    • e.g. for pandabase.to_sql(con=con, table_name='bare_table', schema='my_schema') # myschema.bare_table
  • add_new_columns: bool, default False. if True, add columns to database as necessary to match incoming DataFrame
    • e.g. for pandabase.to_sql(con=con, table_name='table0', add_new_columns=True)
  • how: ['create_only', 'append', or 'upsert']

Usage note up to 0.4.5 release. selecting an empty subset of data will raise an error if type(lowest) != type(data), even if the types are comparable, e.g. float vs. int.

(New behavior will return a DataFrame with length zero for

Using Extra Features

Companda - rich comparisons of DataFrames. call companda on two DataFrames, get a Companda object back (that evaluates to True/False).

>>> from pandabse.companda import companda
>>> df = pandabase.read_sql('my_table', con='sqlite:///new_sqlite_db.sqlite'))

>>> companda(df, df.copy())
Companda(True, message='DataFrames are equal')
>>> bool(companda(df, df.copy()))

>>> df2 = df.copy()
>>> df2.iloc[1, 2] = -1000

>>> companda(df, df2)
Companda(False, message='Columns and indices are equal, but unequal values in columns [col_a]...')
>>> bool(companda(df, df2))

Table utility functions:

Under basic use cases, Pandabase can handle simple database administration tasks. All support schema=name kwarg in Postgres.
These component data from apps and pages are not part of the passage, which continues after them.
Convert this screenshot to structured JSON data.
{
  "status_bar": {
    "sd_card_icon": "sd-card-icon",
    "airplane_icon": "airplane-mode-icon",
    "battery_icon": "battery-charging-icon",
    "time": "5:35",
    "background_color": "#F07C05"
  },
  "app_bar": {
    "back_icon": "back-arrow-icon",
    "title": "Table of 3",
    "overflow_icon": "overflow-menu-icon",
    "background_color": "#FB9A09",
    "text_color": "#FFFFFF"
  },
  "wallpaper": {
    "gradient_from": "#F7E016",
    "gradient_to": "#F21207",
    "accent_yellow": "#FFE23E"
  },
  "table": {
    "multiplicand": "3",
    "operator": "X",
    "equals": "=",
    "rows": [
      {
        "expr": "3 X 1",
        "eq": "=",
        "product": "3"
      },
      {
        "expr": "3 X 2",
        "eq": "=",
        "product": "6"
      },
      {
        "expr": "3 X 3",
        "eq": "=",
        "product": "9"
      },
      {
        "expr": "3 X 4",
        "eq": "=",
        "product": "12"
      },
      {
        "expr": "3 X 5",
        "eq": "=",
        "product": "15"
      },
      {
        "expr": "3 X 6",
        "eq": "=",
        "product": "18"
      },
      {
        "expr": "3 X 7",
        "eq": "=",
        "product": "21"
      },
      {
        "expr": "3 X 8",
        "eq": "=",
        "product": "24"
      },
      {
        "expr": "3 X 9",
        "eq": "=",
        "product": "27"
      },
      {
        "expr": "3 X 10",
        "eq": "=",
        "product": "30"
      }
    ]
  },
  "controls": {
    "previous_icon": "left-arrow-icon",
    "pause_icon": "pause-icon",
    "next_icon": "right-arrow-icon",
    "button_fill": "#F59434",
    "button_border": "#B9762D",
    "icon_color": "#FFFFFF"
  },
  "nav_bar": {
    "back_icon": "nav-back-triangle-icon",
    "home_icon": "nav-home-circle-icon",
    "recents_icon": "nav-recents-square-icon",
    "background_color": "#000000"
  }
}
  • drop_db_table(table_name, con):
    • Drop table [table_name] from con - be careful with this!
  • get_db_table_names(con):
    • Get a list of table names from database.
  • get_table_column_names(con, table_name):
    • Get a list of column names from database, table.
  • describe_database(con):
    • Get a description of database content: {table_names: {table_info_dicts}}.